• The data:
== Segment start ==

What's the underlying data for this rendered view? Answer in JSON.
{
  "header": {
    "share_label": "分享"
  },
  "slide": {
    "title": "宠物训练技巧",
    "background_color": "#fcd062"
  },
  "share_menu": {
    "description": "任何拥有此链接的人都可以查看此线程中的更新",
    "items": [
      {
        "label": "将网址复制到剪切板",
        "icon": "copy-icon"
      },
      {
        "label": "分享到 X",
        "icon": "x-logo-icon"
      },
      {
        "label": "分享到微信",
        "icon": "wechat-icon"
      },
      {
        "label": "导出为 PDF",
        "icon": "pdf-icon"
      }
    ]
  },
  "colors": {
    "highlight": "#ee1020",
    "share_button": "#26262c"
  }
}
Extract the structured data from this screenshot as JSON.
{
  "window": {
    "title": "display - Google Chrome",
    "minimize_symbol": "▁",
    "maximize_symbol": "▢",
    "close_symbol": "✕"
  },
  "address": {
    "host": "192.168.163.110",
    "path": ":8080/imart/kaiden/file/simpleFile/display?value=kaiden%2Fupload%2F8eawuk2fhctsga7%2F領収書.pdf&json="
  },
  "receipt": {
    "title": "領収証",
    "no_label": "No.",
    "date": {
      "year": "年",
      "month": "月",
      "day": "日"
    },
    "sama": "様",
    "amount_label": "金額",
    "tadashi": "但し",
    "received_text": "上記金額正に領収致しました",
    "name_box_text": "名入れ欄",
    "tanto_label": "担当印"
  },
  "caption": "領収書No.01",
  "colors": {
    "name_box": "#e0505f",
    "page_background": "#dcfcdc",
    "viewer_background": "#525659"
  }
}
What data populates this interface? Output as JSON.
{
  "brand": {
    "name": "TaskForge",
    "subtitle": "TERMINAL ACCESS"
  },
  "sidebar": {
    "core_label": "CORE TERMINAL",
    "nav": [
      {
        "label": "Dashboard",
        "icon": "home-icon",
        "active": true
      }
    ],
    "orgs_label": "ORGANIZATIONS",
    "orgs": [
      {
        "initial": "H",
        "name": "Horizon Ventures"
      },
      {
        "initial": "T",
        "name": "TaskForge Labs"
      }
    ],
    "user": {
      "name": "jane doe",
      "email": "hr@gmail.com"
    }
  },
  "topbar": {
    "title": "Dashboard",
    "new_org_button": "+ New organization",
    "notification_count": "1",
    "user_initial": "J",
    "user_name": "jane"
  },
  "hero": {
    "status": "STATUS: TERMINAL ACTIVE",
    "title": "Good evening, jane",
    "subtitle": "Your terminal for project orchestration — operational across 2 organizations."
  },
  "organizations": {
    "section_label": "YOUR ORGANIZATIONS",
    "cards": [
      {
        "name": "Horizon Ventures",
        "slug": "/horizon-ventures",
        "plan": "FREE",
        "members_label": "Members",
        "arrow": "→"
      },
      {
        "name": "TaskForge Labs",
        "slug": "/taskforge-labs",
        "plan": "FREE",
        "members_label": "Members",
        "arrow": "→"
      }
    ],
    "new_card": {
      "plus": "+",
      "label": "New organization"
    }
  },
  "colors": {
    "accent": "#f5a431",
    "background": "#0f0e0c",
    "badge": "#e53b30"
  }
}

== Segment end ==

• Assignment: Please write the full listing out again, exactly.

• Solution for this task:
What's the underlying data for this rendered view? Answer in JSON.
{
  "header": {
    "share_label": "分享"
  },
  "slide": {
    "title": "宠物训练技巧",
    "background_color": "#fcd062"
  },
  "share_menu": {
    "description": "任何拥有此链接的人都可以查看此线程中的更新",
    "items": [
      {
        "label": "将网址复制到剪切板",
        "icon": "copy-icon"
      },
      {
        "label": "分享到 X",
        "icon": "x-logo-icon"
      },
      {
        "label": "分享到微信",
        "icon": "wechat-icon"
      },
      {
        "label": "导出为 PDF",
        "icon": "pdf-icon"
      }
    ]
  },
  "colors": {
    "highlight": "#ee1020",
    "share_button": "#26262c"
  }
}
Extract the structured data from this screenshot as JSON.
{
  "window": {
    "title": "display - Google Chrome",
    "minimize_symbol": "▁",
    "maximize_symbol": "▢",
    "close_symbol": "✕"
  },
  "address": {
    "host": "192.168.163.110",
    "path": ":8080/imart/kaiden/file/simpleFile/display?value=kaiden%2Fupload%2F8eawuk2fhctsga7%2F領収書.pdf&json="
  },
  "receipt": {
    "title": "領収証",
    "no_label": "No.",
    "date": {
      "year": "年",
      "month": "月",
      "day": "日"
    },
    "sama": "様",
    "amount_label": "金額",
    "tadashi": "但し",
    "received_text": "上記金額正に領収致しました",
    "name_box_text": "名入れ欄",
    "tanto_label": "担当印"
  },
  "caption": "領収書No.01",
  "colors": {
    "name_box": "#e0505f",
    "page_background": "#dcfcdc",
    "viewer_background": "#525659"
  }
}
What data populates this interface? Output as JSON.
{
  "brand": {
    "name": "TaskForge",
    "subtitle": "TERMINAL ACCESS"
  },
  "sidebar": {
    "core_label": "CORE TERMINAL",
    "nav": [
      {
        "label": "Dashboard",
        "icon": "home-icon",
        "active": true
      }
    ],
    "orgs_label": "ORGANIZATIONS",
    "orgs": [
      {
        "initial": "H",
        "name": "Horizon Ventures"
      },
      {
        "initial": "T",
        "name": "TaskForge Labs"
      }
    ],
    "user": {
      "name": "jane doe",
      "email": "hr@gmail.com"
    }
  },
  "topbar": {
    "title": "Dashboard",
    "new_org_button": "+ New organization",
    "notification_count": "1",
    "user_initial": "J",
    "user_name": "jane"
  },
  "hero": {
    "status": "STATUS: TERMINAL ACTIVE",
    "title": "Good evening, jane",
    "subtitle": "Your terminal for project orchestration — operational across 2 organizations."
  },
  "organizations": {
    "section_label": "YOUR ORGANIZATIONS",
    "cards": [
      {
        "name": "Horizon Ventures",
        "slug": "/horizon-ventures",
        "plan": "FREE",
        "members_label": "Members",
        "arrow": "→"
      },
      {
        "name": "TaskForge Labs",
        "slug": "/taskforge-labs",
        "plan": "FREE",
        "members_label": "Members",
        "arrow": "→"
      }
    ],
    "new_card": {
      "plus": "+",
      "label": "New organization"
    }
  },
  "colors": {
    "accent": "#f5a431",
    "background": "#0f0e0c",
    "badge": "#e53b30"
  }
}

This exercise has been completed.